He has told the dean of students everything he knows, and he is confident that if reliable information arises about sexual misconduct, the Student Affairs office will fulfill their Title IX reporting responsibilities.
B. A student visits Professor Conscientious during office hours to explain that his class has been a transformative experience, so much so, that after she reads her assignments she now sees oppression and discrimination everywhere. In fact, she explains that after she read the assignment about stalking, it made her feel like her very frequent and mildly unpleasant encounters with her ex (consensual sexual partner) could be defined as stalking. Within hours of reading the article she called her ex a “stalker” and since then she has noticed he tries very hard to avoid her. Professor Conscientious tells the student she has made him “aware of” “information regarding sexual misconduct” that he is required to report to the Title IX Team. The student informs Professor Conscientious that she is not, and never intended to, make a claim of sexual misconduct. She tells him that the prospect of being “reported” makes her feel angry and powerless and her current distress is far more significant than the harmless behavior of her ex. She expresses fears that the required investigation will further damage her already strained relationships with her ex and their mutual friends. As she leaves his office, she tells Professor Conscientious that this conversation has undermined her desire to speak candidly to a professor about the connections between her personal and intellectual life. Professor Conscientious now feels like he has utterly violated the trust of his student and is concerned about how this violation will affect her learning experience and their relationship throughout the semester.
Does Amherst College policy require Professor Conscientious in both scenarios A and B to report directly to the Title IX Team? From my own reading of the policy and information from my training by the Title IX Team, I believe the answer is yes.

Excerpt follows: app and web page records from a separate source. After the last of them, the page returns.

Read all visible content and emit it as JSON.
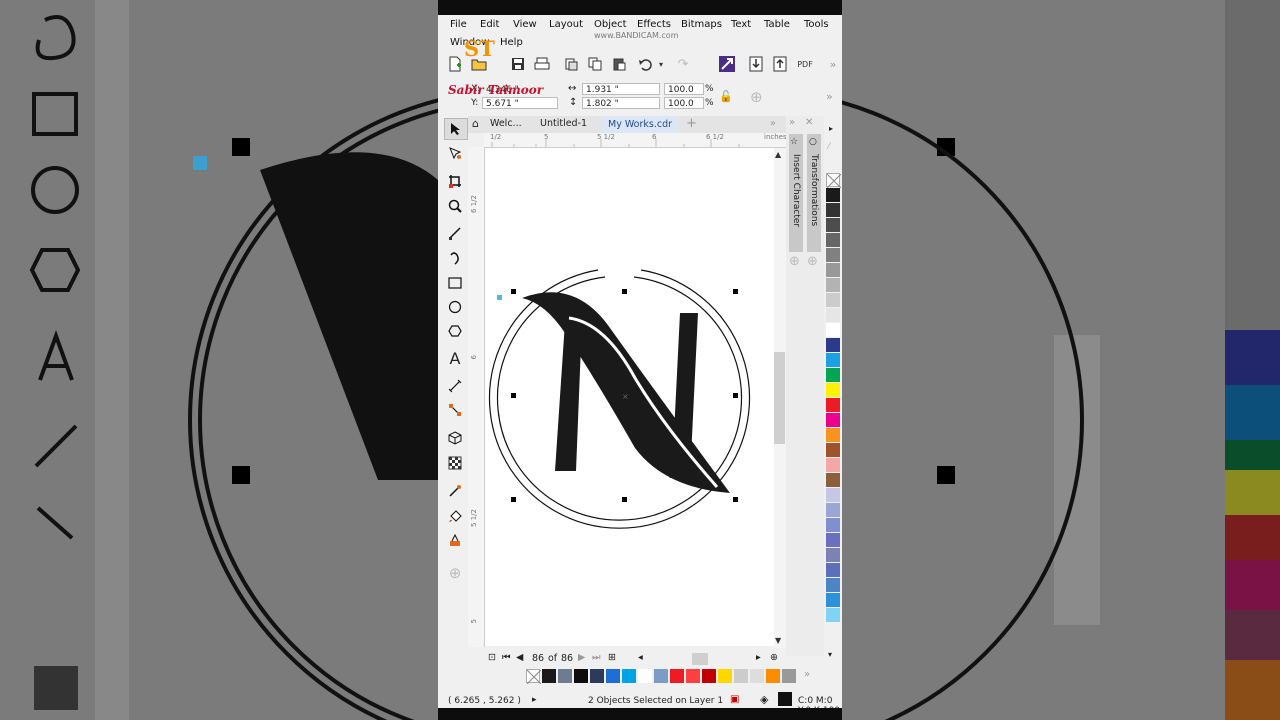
{
  "menu": {
    "row1": [
      "File",
      "Edit",
      "View",
      "Layout",
      "Object",
      "Effects",
      "Bitmaps",
      "Text",
      "Table",
      "Tools"
    ],
    "row2": [
      "Window",
      "Help"
    ]
  },
  "watermark": {
    "logo": "ST",
    "name": "Sabir Taimoor",
    "recorder": "www.BANDICAM.com"
  },
  "toolbar": {
    "publish_label": "PDF"
  },
  "property_bar": {
    "x_value": "4.346 \"",
    "y_value": "5.671 \"",
    "x_label": "X:",
    "y_label": "Y:",
    "width_value": "1.931 \"",
    "height_value": "1.802 \"",
    "scale_x": "100.0",
    "scale_y": "100.0",
    "percent": "%"
  },
  "tabs": [
    {
      "label": "Welc..."
    },
    {
      "label": "Untitled-1"
    },
    {
      "label": "My Works.cdr"
    }
  ],
  "ruler": {
    "top_labels": [
      "1/2",
      "5",
      "5 1/2",
      "6",
      "6 1/2",
      "7"
    ],
    "unit": "inches",
    "left_labels": [
      "6 1/2",
      "6",
      "5 1/2",
      "5"
    ]
  },
  "dockers": {
    "insert_character": "Insert Character",
    "transformations": "Transformations"
  },
  "page_nav": {
    "current": "86",
    "of": "of",
    "total": "86"
  },
  "status": {
    "coordinates": "( 6.265 , 5.262 )",
    "selection": "2 Objects Selected on Layer 1",
    "color_info": "C:0 M:0 Y:0 K:100"
  },
  "colors": {
    "vertical_palette": [
      "#ffffff",
      "#1a1a1a",
      "#333333",
      "#4d4d4d",
      "#666666",
      "#808080",
      "#999999",
      "#b3b3b3",
      "#cccccc",
      "#e6e6e6",
      "#ffffff",
      "#2b3a8c",
      "#1ba1e2",
      "#00a651",
      "#fff200",
      "#ed1c24",
      "#ec008c",
      "#f7941d",
      "#a0522d",
      "#f4a7a7",
      "#8b5e3c",
      "#c6c6e6",
      "#9aa6d6",
      "#7f8fd0",
      "#6a6fc2",
      "#7b83b5",
      "#5d6fb8",
      "#4c84c8",
      "#2e90d8",
      "#7fd4f5"
    ],
    "horizontal_palette": [
      "#ffffff",
      "#1a1a1a",
      "#6d7c8f",
      "#0d0d0d",
      "#2e3a5c",
      "#1d6fd6",
      "#00a2e8",
      "#ffffff",
      "#7a9cc6",
      "#ed1c24",
      "#ff4040",
      "#c00000",
      "#ffd700",
      "#cccccc",
      "#dddddd",
      "#ff8c00",
      "#999999"
    ]
  },
  "logo_letter": "N"
}
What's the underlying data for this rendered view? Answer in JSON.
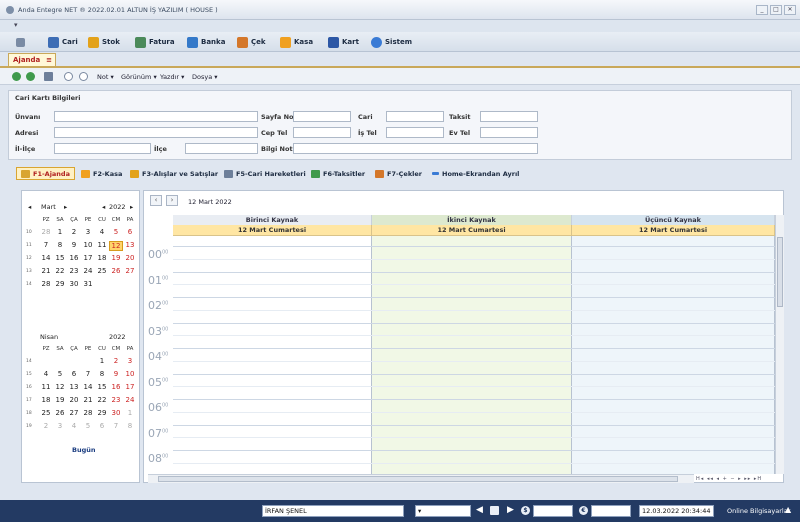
{
  "window": {
    "title": "Anda Entegre NET ® 2022.02.01 ALTUN İŞ YAZILIM ( HOUSE )",
    "btns": [
      "_",
      "□",
      "✕"
    ]
  },
  "menu": [
    {
      "label": "Cari",
      "color": "#3d6db5"
    },
    {
      "label": "Stok",
      "color": "#e3a21a"
    },
    {
      "label": "Fatura",
      "color": "#4b8a5a"
    },
    {
      "label": "Banka",
      "color": "#3479c9"
    },
    {
      "label": "Çek",
      "color": "#d4772a"
    },
    {
      "label": "Kasa",
      "color": "#f0a020"
    },
    {
      "label": "Kart",
      "color": "#2c57a5"
    },
    {
      "label": "Sistem",
      "color": "#3a7bd5"
    }
  ],
  "doc_tab": {
    "label": "Ajanda",
    "close": "≡"
  },
  "toolbar": {
    "not": "Not ▾",
    "gorunum": "Görünüm ▾",
    "yazdir": "Yazdır ▾",
    "dosya": "Dosya ▾"
  },
  "form": {
    "header": "Cari Kartı Bilgileri",
    "labels": {
      "unvani": "Ünvanı",
      "sayfa_no": "Sayfa No",
      "cari": "Cari",
      "taksit": "Taksit",
      "adresi": "Adresi",
      "cep_tel": "Cep Tel",
      "is_tel": "İş Tel",
      "ev_tel": "Ev Tel",
      "il_ilce": "İl-İlçe",
      "ilce": "İlçe",
      "bilgi_notu": "Bilgi Notu"
    }
  },
  "function_tabs": [
    {
      "label": "F1-Ajanda",
      "color": "#d9a531"
    },
    {
      "label": "F2-Kasa",
      "color": "#f0a020"
    },
    {
      "label": "F3-Alışlar ve Satışlar",
      "color": "#e3a21a"
    },
    {
      "label": "F5-Cari Hareketleri",
      "color": "#6d7f9a"
    },
    {
      "label": "F6-Taksitler",
      "color": "#3f9a4c"
    },
    {
      "label": "F7-Çekler",
      "color": "#d4772a"
    },
    {
      "label": "Home-Ekrandan Ayrıl",
      "color": "#3a7bd5"
    }
  ],
  "calendar": {
    "month1": {
      "name": "Mart",
      "year": "2022",
      "prev": "◂",
      "next": "▸"
    },
    "month2": {
      "name": "Nisan",
      "year": "2022"
    },
    "weekdays": [
      "PZ",
      "SA",
      "ÇA",
      "PE",
      "CU",
      "CM",
      "PA"
    ],
    "weeks1": [
      {
        "wk": "10",
        "days": [
          "28",
          "1",
          "2",
          "3",
          "4",
          "5",
          "6"
        ]
      },
      {
        "wk": "11",
        "days": [
          "7",
          "8",
          "9",
          "10",
          "11",
          "12",
          "13"
        ]
      },
      {
        "wk": "12",
        "days": [
          "14",
          "15",
          "16",
          "17",
          "18",
          "19",
          "20"
        ]
      },
      {
        "wk": "13",
        "days": [
          "21",
          "22",
          "23",
          "24",
          "25",
          "26",
          "27"
        ]
      },
      {
        "wk": "14",
        "days": [
          "28",
          "29",
          "30",
          "31",
          "",
          "",
          ""
        ]
      }
    ],
    "weeks2": [
      {
        "wk": "14",
        "days": [
          "",
          "",
          "",
          "",
          "1",
          "2",
          "3"
        ]
      },
      {
        "wk": "15",
        "days": [
          "4",
          "5",
          "6",
          "7",
          "8",
          "9",
          "10"
        ]
      },
      {
        "wk": "16",
        "days": [
          "11",
          "12",
          "13",
          "14",
          "15",
          "16",
          "17"
        ]
      },
      {
        "wk": "17",
        "days": [
          "18",
          "19",
          "20",
          "21",
          "22",
          "23",
          "24"
        ]
      },
      {
        "wk": "18",
        "days": [
          "25",
          "26",
          "27",
          "28",
          "29",
          "30",
          "1"
        ]
      },
      {
        "wk": "19",
        "days": [
          "2",
          "3",
          "4",
          "5",
          "6",
          "7",
          "8"
        ]
      }
    ],
    "today": "12",
    "bugun": "Bugün"
  },
  "schedule": {
    "date": "12 Mart 2022",
    "nav_prev": "‹",
    "nav_next": "›",
    "columns": [
      {
        "name": "Birinci Kaynak",
        "day": "12 Mart Cumartesi",
        "bg": "#ffffff",
        "headbg": "#e9edf3"
      },
      {
        "name": "İkinci Kaynak",
        "day": "12 Mart Cumartesi",
        "bg": "#f1f8e6",
        "headbg": "#dde9cf"
      },
      {
        "name": "Üçüncü Kaynak",
        "day": "12 Mart Cumartesi",
        "bg": "#eef5fa",
        "headbg": "#d6e4ef"
      }
    ],
    "hours": [
      "00",
      "01",
      "02",
      "03",
      "04",
      "05",
      "06",
      "07",
      "08"
    ],
    "minutes": "00",
    "pager": "H◂ ◂◂ ◂ + − ▸ ▸▸ ▸H"
  },
  "status": {
    "user": "İRFAN ŞENEL",
    "select": "▾",
    "datetime": "12.03.2022  20:34:44",
    "online": "Online Bilgisayarlar"
  }
}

Unfortunately, a potentially problematic policy of mandatory reporting and its strict enforcement distracts us from what these policies have been designed to do: provide a clear channel for redress for those who have experienced harm and have chosen to make a complaint. Ultimately, the faculty’s most important role in promoting the goals of Title IX is not to act as “reporters,” but to expand our efforts to prevent sexual violence. My hope is that we can move away from over reliance upon “enforcement” and toward building a collective consciousness that fosters greater understanding about the harms of discrimination and how it interferes with students’ opportunities to benefit from and enjoy their education. As faculty we should assume responsibilities, above and beyond the Department of Education’s guidelines, to explore how we could be doing more to empower students, to fight all forms of discriminatory treatment in the classroom and to counter violence on campus and in our larger communities. This proactive approach is more in line with the spirit of Title IX and with the “ethic of care” the faculty offers our students in this small and intimate college environment. Hopefully, we can all work together in these efforts.